Tim Scott. This was the highlight of the evening. It was a stunning contrast to everything that had gone before, a speech that would not have been out of place at a real Republican convention 30 or 40 years ago. Which is the moment Sen. Scott seems to think he’s living in, speaking of a GOP that’s all about personal responsibility, fiscal restraint, and loving America. I don’t know Tim Scott, by the way. He emerged beyond local Charleston politics after my time dealing professionally with state leaders. I’ve never even met him. But I have the impression that he’s a nice man, a sincere man. A good man, although a terribly deluded man to let himself be used this way. And he brought that to the screen last night. A person who saw nothing but his speech might convince himself, “It’s OK to vote Republican this year! It really is!” But that person would have to do what Tim Scott has done: Ignore everything we’ve seen over the last four years. It was a stroke of towering manipulation to put this nice, decent thoughtful black man on in the slot of honor on the first night, after a couple of hours of manic racist rants. Surely no one’s buying it. Right?
Then, there were the people who were not there:
Any former president or nominee. OK, so only one former president is alive. But this is pretty jarring — the complete lack of anyone whose presence puts a stamp on the legitimacy of the gathering, who says Yes, this is the convention of a party that is both Grand and Old. We’ve never seen this before, and surely no one has missed the point — that all this is about is Donald J. Trump and those who will remake themselves in his image.
Lindsey Graham or Henry McMaster.

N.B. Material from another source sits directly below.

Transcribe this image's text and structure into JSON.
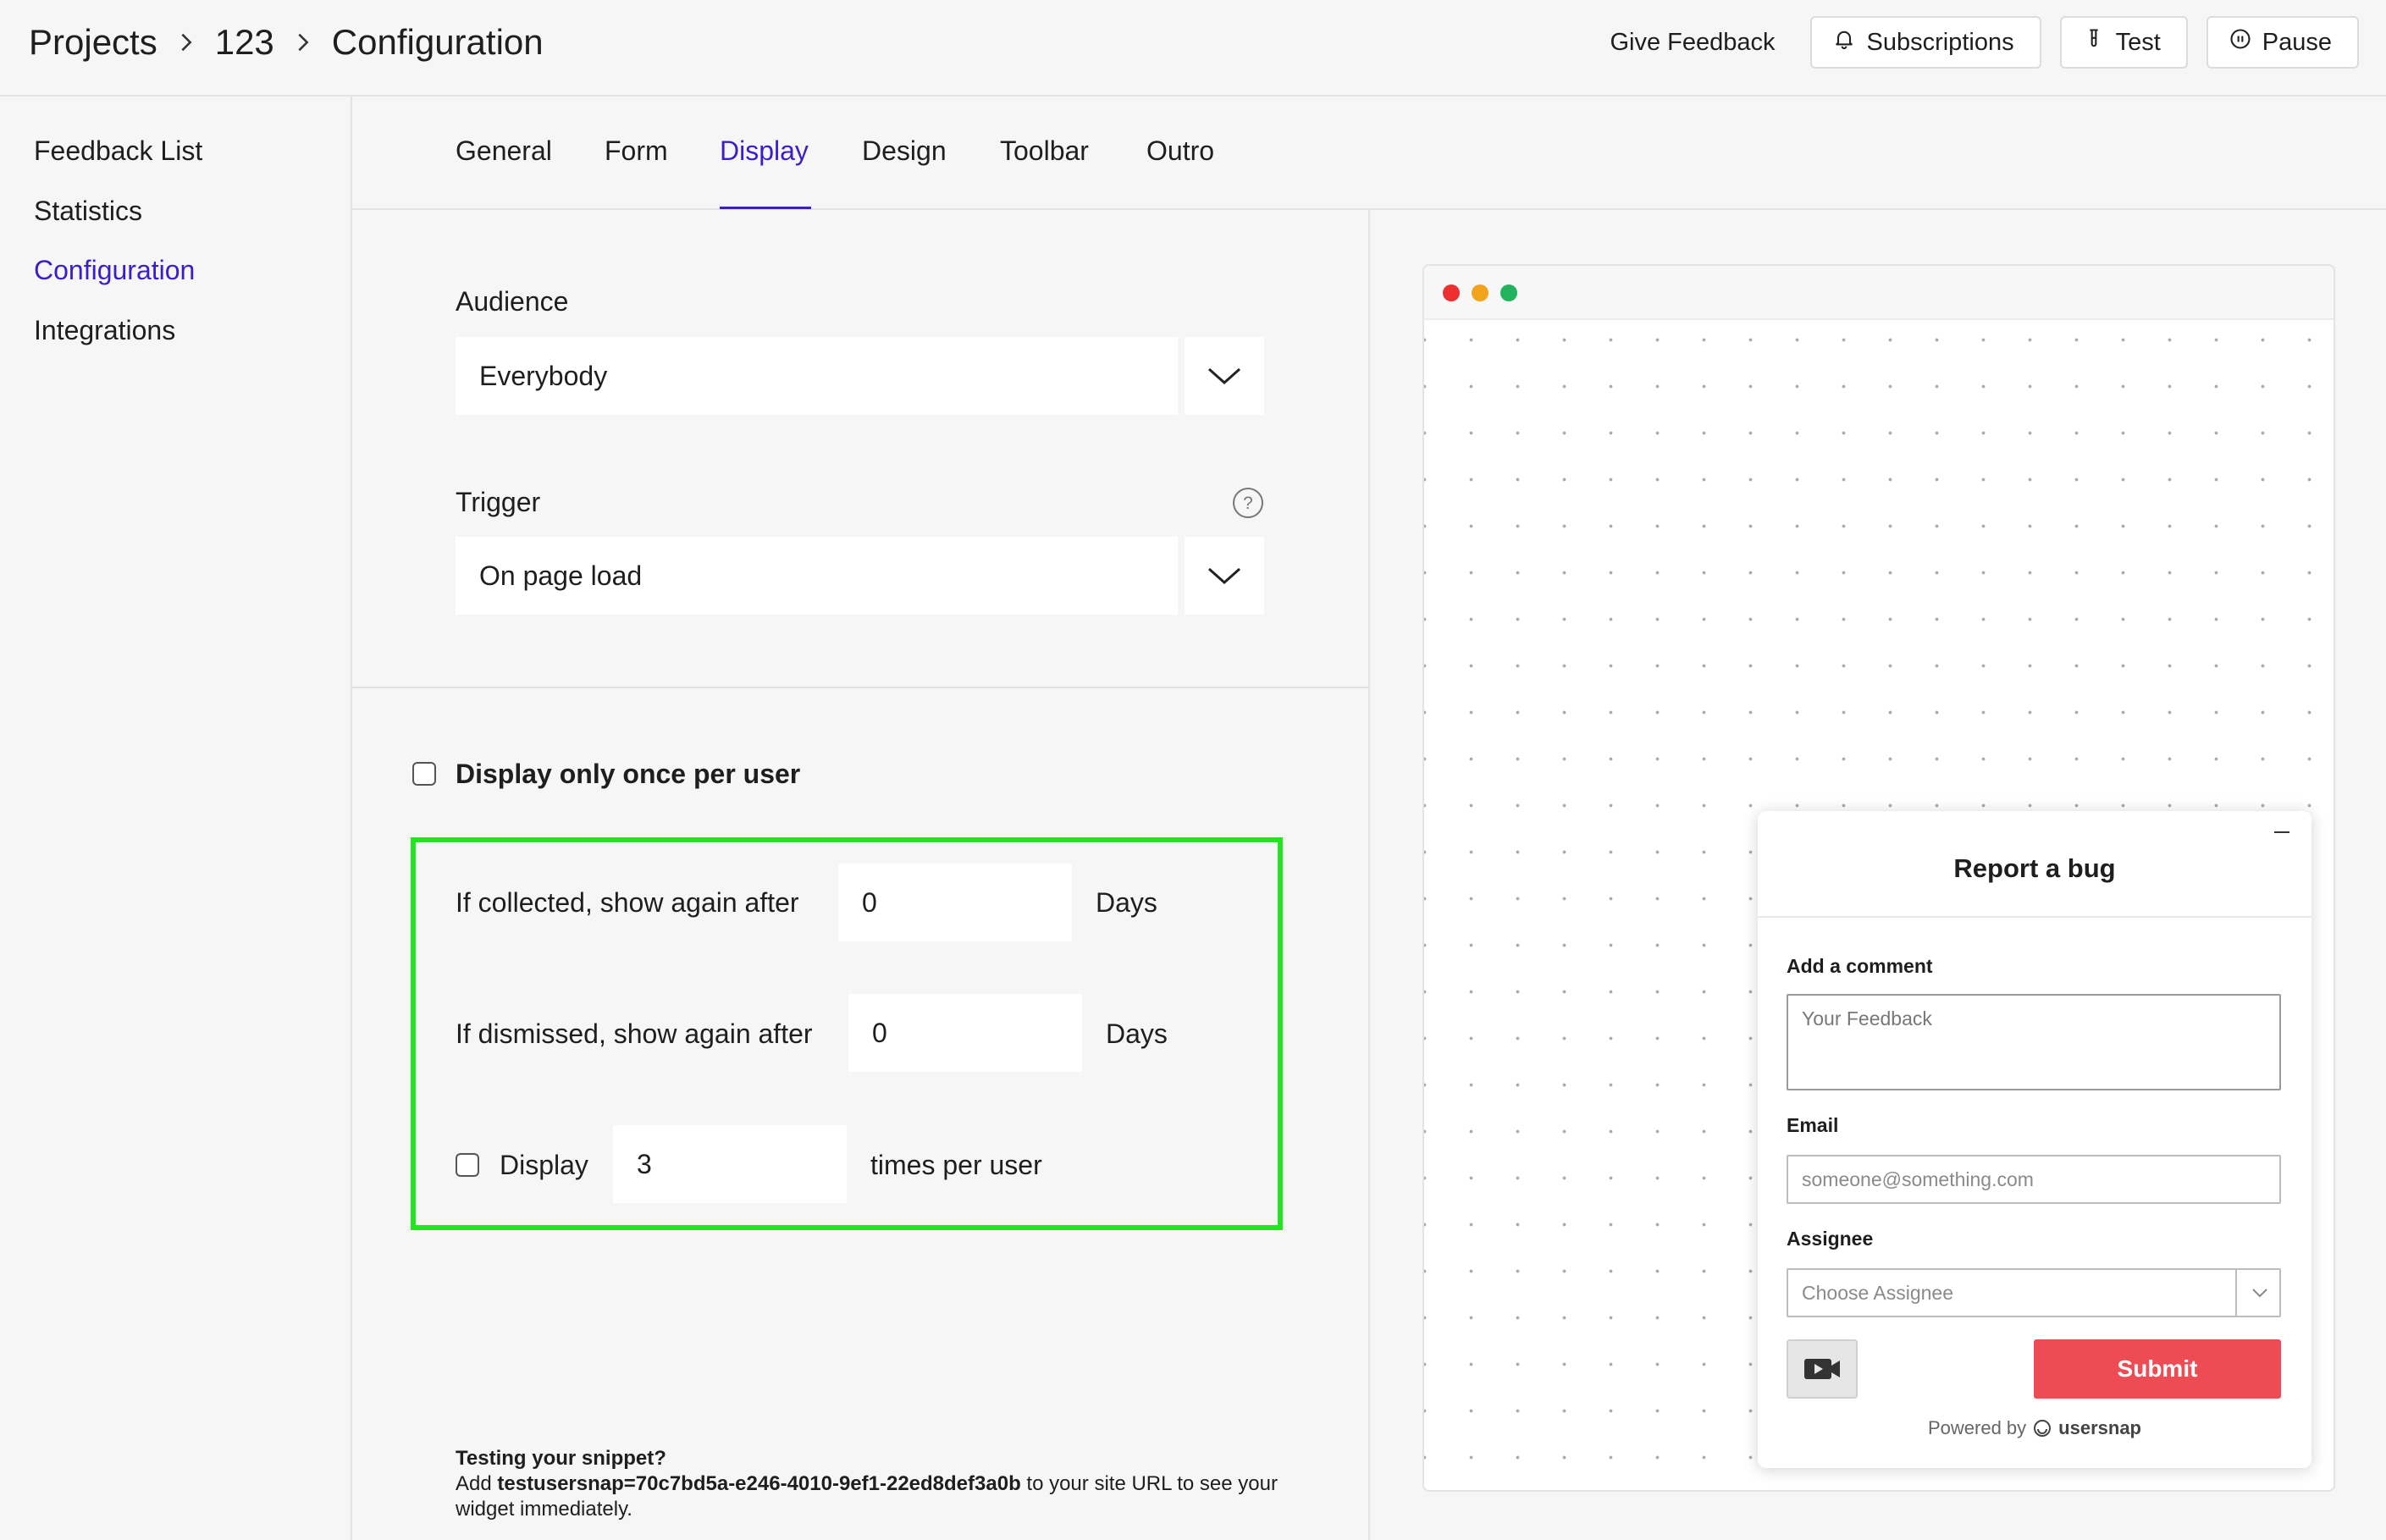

Not that I missed them at all. But it’s interesting. Before becoming Trump’s mindslaves, these guys pretty much represented what Republicanism was about, in South Carolina anyway. Remember, Henry was Ronald Reagan’s appointee as U.S. attorney, and that sort of affiliation was what defined him for decades. But these South Carolinians were set aside for two who represented a momentary, shockingly bold attempt to pretend that the rest of the evening hadn’t been about white people being terrified by dark people (I mentioned the McCloskeys, right?). So it’s worth noting.
Bob Inglis. God Bless Bob. Bob, of course, was one of the original religious-right conservatives who took over the party in the first half of the 1990s. He was the prototype of the sort of Republican Tim Scott sees himself as. He was a man of principles then, and he’s a man of principles now. Which we saw yesterday.

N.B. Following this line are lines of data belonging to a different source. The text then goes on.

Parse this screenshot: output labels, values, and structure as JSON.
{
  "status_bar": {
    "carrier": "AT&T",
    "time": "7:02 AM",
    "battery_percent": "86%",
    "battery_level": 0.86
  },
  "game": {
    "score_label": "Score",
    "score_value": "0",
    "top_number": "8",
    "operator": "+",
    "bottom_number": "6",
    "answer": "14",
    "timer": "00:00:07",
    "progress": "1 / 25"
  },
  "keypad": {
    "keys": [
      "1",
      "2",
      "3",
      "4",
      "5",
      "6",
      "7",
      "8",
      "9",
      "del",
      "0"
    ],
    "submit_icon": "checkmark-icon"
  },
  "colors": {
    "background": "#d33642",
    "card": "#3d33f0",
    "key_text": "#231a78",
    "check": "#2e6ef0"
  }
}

That’s enough to start a discussion. Have at it…
I shot this in 2004, on actual film — which I had to take to a Duane Reade and have digitized so I could send it back to Columbia. As you see, a typical GOP convention of the past — with Bush 41, and Rudy before he became Trump’s boy.